EXERCISE AIM: Every line of the material must come back exactly as given.

+ + + + + + +

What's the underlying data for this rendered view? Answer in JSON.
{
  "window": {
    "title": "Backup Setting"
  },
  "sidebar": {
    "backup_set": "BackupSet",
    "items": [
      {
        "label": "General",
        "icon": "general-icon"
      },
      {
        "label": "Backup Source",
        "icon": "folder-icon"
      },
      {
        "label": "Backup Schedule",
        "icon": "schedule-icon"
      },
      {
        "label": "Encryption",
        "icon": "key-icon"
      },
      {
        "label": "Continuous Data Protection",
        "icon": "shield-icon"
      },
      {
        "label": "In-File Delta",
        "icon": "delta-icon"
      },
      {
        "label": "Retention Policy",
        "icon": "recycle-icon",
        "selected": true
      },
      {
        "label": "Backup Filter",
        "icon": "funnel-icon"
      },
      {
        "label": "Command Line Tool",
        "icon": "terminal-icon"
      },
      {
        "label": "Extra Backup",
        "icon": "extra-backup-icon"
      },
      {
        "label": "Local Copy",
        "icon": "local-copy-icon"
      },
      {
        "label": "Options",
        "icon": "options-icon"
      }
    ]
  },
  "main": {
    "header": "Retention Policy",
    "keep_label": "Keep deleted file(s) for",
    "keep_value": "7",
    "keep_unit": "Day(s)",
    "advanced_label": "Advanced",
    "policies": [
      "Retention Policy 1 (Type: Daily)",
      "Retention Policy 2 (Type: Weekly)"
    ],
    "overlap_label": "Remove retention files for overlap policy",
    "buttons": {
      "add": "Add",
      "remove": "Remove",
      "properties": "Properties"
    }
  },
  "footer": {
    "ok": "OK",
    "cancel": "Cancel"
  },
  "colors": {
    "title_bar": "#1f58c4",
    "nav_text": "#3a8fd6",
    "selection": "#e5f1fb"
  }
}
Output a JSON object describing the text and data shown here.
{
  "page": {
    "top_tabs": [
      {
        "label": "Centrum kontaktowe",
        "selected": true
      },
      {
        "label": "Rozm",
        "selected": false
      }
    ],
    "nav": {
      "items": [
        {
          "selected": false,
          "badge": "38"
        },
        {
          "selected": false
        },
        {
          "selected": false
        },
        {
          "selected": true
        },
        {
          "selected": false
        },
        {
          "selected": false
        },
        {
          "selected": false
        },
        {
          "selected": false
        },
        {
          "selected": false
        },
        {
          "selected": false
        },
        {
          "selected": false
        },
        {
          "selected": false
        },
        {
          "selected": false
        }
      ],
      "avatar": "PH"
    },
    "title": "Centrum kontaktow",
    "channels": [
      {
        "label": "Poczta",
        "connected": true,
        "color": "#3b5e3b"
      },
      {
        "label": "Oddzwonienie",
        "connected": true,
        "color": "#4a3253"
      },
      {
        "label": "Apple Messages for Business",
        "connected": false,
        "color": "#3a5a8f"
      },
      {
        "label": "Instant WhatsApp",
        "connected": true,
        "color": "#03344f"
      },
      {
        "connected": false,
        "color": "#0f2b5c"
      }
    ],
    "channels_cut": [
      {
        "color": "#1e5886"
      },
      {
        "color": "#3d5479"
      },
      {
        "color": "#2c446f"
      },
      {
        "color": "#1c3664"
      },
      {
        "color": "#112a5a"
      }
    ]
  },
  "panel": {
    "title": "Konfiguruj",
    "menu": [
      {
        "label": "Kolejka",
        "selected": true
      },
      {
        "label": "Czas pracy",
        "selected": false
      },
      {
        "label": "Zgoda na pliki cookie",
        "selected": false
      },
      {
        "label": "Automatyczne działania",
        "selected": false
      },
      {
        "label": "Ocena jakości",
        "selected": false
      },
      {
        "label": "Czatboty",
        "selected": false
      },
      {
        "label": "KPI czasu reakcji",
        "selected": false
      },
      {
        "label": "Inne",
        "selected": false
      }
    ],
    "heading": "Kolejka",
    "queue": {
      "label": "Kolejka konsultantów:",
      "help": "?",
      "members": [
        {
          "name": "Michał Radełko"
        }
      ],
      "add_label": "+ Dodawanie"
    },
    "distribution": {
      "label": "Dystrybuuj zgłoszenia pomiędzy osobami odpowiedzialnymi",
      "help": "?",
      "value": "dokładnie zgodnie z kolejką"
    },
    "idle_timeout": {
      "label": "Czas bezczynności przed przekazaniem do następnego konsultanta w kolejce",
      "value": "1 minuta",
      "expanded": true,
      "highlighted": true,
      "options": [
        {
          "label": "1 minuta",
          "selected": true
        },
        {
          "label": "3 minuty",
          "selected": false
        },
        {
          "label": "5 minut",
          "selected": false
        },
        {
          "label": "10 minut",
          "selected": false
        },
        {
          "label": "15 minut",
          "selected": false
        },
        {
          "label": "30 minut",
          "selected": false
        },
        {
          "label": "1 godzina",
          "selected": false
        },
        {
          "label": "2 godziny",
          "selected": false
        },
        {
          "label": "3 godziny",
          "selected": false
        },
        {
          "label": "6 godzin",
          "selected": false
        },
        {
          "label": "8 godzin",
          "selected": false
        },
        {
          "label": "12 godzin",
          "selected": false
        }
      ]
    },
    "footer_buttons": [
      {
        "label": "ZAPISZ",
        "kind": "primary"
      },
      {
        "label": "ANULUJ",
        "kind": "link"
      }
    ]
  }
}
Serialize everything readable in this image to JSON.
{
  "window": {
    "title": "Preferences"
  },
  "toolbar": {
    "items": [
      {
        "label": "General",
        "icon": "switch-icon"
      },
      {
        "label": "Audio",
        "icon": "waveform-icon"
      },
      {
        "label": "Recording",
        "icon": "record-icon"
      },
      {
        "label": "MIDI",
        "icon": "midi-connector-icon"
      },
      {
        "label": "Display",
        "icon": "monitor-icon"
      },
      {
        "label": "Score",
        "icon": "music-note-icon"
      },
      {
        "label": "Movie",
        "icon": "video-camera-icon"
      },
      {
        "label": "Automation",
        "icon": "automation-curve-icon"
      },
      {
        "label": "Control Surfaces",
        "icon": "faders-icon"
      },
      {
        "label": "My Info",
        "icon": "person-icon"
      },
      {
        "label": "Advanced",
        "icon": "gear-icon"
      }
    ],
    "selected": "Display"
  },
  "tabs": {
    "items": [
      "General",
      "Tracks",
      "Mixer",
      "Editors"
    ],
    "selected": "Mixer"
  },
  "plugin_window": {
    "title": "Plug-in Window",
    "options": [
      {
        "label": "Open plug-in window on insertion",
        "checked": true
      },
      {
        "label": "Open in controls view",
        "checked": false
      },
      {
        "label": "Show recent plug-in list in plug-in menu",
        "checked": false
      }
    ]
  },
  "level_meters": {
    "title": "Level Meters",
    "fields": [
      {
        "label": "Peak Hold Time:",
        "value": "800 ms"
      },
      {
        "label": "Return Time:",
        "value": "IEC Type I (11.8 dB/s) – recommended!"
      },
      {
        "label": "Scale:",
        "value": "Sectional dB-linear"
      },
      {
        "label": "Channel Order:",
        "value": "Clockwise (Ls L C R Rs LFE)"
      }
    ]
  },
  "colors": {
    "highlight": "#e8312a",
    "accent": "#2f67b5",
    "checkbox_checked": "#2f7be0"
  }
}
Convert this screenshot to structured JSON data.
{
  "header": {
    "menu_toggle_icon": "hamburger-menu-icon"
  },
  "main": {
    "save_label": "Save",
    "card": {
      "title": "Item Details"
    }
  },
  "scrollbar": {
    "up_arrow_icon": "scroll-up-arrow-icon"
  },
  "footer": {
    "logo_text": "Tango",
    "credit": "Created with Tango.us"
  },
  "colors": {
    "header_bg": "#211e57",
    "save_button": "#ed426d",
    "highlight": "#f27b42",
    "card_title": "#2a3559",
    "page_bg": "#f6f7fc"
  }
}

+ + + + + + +

EXERCISE ANSWER:
What's the underlying data for this rendered view? Answer in JSON.
{
  "window": {
    "title": "Backup Setting"
  },
  "sidebar": {
    "backup_set": "BackupSet",
    "items": [
      {
        "label": "General",
        "icon": "general-icon"
      },
      {
        "label": "Backup Source",
        "icon": "folder-icon"
      },
      {
        "label": "Backup Schedule",
        "icon": "schedule-icon"
      },
      {
        "label": "Encryption",
        "icon": "key-icon"
      },
      {
        "label": "Continuous Data Protection",
        "icon": "shield-icon"
      },
      {
        "label": "In-File Delta",
        "icon": "delta-icon"
      },
      {
        "label": "Retention Policy",
        "icon": "recycle-icon",
        "selected": true
      },
      {
        "label": "Backup Filter",
        "icon": "funnel-icon"
      },
      {
        "label": "Command Line Tool",
        "icon": "terminal-icon"
      },
      {
        "label": "Extra Backup",
        "icon": "extra-backup-icon"
      },
      {
        "label": "Local Copy",
        "icon": "local-copy-icon"
      },
      {
        "label": "Options",
        "icon": "options-icon"
      }
    ]
  },
  "main": {
    "header": "Retention Policy",
    "keep_label": "Keep deleted file(s) for",
    "keep_value": "7",
    "keep_unit": "Day(s)",
    "advanced_label": "Advanced",
    "policies": [
      "Retention Policy 1 (Type: Daily)",
      "Retention Policy 2 (Type: Weekly)"
    ],
    "overlap_label": "Remove retention files for overlap policy",
    "buttons": {
      "add": "Add",
      "remove": "Remove",
      "properties": "Properties"
    }
  },
  "footer": {
    "ok": "OK",
    "cancel": "Cancel"
  },
  "colors": {
    "title_bar": "#1f58c4",
    "nav_text": "#3a8fd6",
    "selection": "#e5f1fb"
  }
}
Output a JSON object describing the text and data shown here.
{
  "page": {
    "top_tabs": [
      {
        "label": "Centrum kontaktowe",
        "selected": true
      },
      {
        "label": "Rozm",
        "selected": false
      }
    ],
    "nav": {
      "items": [
        {
          "selected": false,
          "badge": "38"
        },
        {
          "selected": false
        },
        {
          "selected": false
        },
        {
          "selected": true
        },
        {
          "selected": false
        },
        {
          "selected": false
        },
        {
          "selected": false
        },
        {
          "selected": false
        },
        {
          "selected": false
        },
        {
          "selected": false
        },
        {
          "selected": false
        },
        {
          "selected": false
        },
        {
          "selected": false
        }
      ],
      "avatar": "PH"
    },
    "title": "Centrum kontaktow",
    "channels": [
      {
        "label": "Poczta",
        "connected": true,
        "color": "#3b5e3b"
      },
      {
        "label": "Oddzwonienie",
        "connected": true,
        "color": "#4a3253"
      },
      {
        "label": "Apple Messages for Business",
        "connected": false,
        "color": "#3a5a8f"
      },
      {
        "label": "Instant WhatsApp",
        "connected": true,
        "color": "#03344f"
      },
      {
        "connected": false,
        "color": "#0f2b5c"
      }
    ],
    "channels_cut": [
      {
        "color": "#1e5886"
      },
      {
        "color": "#3d5479"
      },
      {
        "color": "#2c446f"
      },
      {
        "color": "#1c3664"
      },
      {
        "color": "#112a5a"
      }
    ]
  },
  "panel": {
    "title": "Konfiguruj",
    "menu": [
      {
        "label": "Kolejka",
        "selected": true
      },
      {
        "label": "Czas pracy",
        "selected": false
      },
      {
        "label": "Zgoda na pliki cookie",
        "selected": false
      },
      {
        "label": "Automatyczne działania",
        "selected": false
      },
      {
        "label": "Ocena jakości",
        "selected": false
      },
      {
        "label": "Czatboty",
        "selected": false
      },
      {
        "label": "KPI czasu reakcji",
        "selected": false
      },
      {
        "label": "Inne",
        "selected": false
      }
    ],
    "heading": "Kolejka",
    "queue": {
      "label": "Kolejka konsultantów:",
      "help": "?",
      "members": [
        {
          "name": "Michał Radełko"
        }
      ],
      "add_label": "+ Dodawanie"
    },
    "distribution": {
      "label": "Dystrybuuj zgłoszenia pomiędzy osobami odpowiedzialnymi",
      "help": "?",
      "value": "dokładnie zgodnie z kolejką"
    },
    "idle_timeout": {
      "label": "Czas bezczynności przed przekazaniem do następnego konsultanta w kolejce",
      "value": "1 minuta",
      "expanded": true,
      "highlighted": true,
      "options": [
        {
          "label": "1 minuta",
          "selected": true
        },
        {
          "label": "3 minuty",
          "selected": false
        },
        {
          "label": "5 minut",
          "selected": false
        },
        {
          "label": "10 minut",
          "selected": false
        },
        {
          "label": "15 minut",
          "selected": false
        },
        {
          "label": "30 minut",
          "selected": false
        },
        {
          "label": "1 godzina",
          "selected": false
        },
        {
          "label": "2 godziny",
          "selected": false
        },
        {
          "label": "3 godziny",
          "selected": false
        },
        {
          "label": "6 godzin",
          "selected": false
        },
        {
          "label": "8 godzin",
          "selected": false
        },
        {
          "label": "12 godzin",
          "selected": false
        }
      ]
    },
    "footer_buttons": [
      {
        "label": "ZAPISZ",
        "kind": "primary"
      },
      {
        "label": "ANULUJ",
        "kind": "link"
      }
    ]
  }
}
Serialize everything readable in this image to JSON.
{
  "window": {
    "title": "Preferences"
  },
  "toolbar": {
    "items": [
      {
        "label": "General",
        "icon": "switch-icon"
      },
      {
        "label": "Audio",
        "icon": "waveform-icon"
      },
      {
        "label": "Recording",
        "icon": "record-icon"
      },
      {
        "label": "MIDI",
        "icon": "midi-connector-icon"
      },
      {
        "label": "Display",
        "icon": "monitor-icon"
      },
      {
        "label": "Score",
        "icon": "music-note-icon"
      },
      {
        "label": "Movie",
        "icon": "video-camera-icon"
      },
      {
        "label": "Automation",
        "icon": "automation-curve-icon"
      },
      {
        "label": "Control Surfaces",
        "icon": "faders-icon"
      },
      {
        "label": "My Info",
        "icon": "person-icon"
      },
      {
        "label": "Advanced",
        "icon": "gear-icon"
      }
    ],
    "selected": "Display"
  },
  "tabs": {
    "items": [
      "General",
      "Tracks",
      "Mixer",
      "Editors"
    ],
    "selected": "Mixer"
  },
  "plugin_window": {
    "title": "Plug-in Window",
    "options": [
      {
        "label": "Open plug-in window on insertion",
        "checked": true
      },
      {
        "label": "Open in controls view",
        "checked": false
      },
      {
        "label": "Show recent plug-in list in plug-in menu",
        "checked": false
      }
    ]
  },
  "level_meters": {
    "title": "Level Meters",
    "fields": [
      {
        "label": "Peak Hold Time:",
        "value": "800 ms"
      },
      {
        "label": "Return Time:",
        "value": "IEC Type I (11.8 dB/s) – recommended!"
      },
      {
        "label": "Scale:",
        "value": "Sectional dB-linear"
      },
      {
        "label": "Channel Order:",
        "value": "Clockwise (Ls L C R Rs LFE)"
      }
    ]
  },
  "colors": {
    "highlight": "#e8312a",
    "accent": "#2f67b5",
    "checkbox_checked": "#2f7be0"
  }
}
Convert this screenshot to structured JSON data.
{
  "header": {
    "menu_toggle_icon": "hamburger-menu-icon"
  },
  "main": {
    "save_label": "Save",
    "card": {
      "title": "Item Details"
    }
  },
  "scrollbar": {
    "up_arrow_icon": "scroll-up-arrow-icon"
  },
  "footer": {
    "logo_text": "Tango",
    "credit": "Created with Tango.us"
  },
  "colors": {
    "header_bg": "#211e57",
    "save_button": "#ed426d",
    "highlight": "#f27b42",
    "card_title": "#2a3559",
    "page_bg": "#f6f7fc"
  }
}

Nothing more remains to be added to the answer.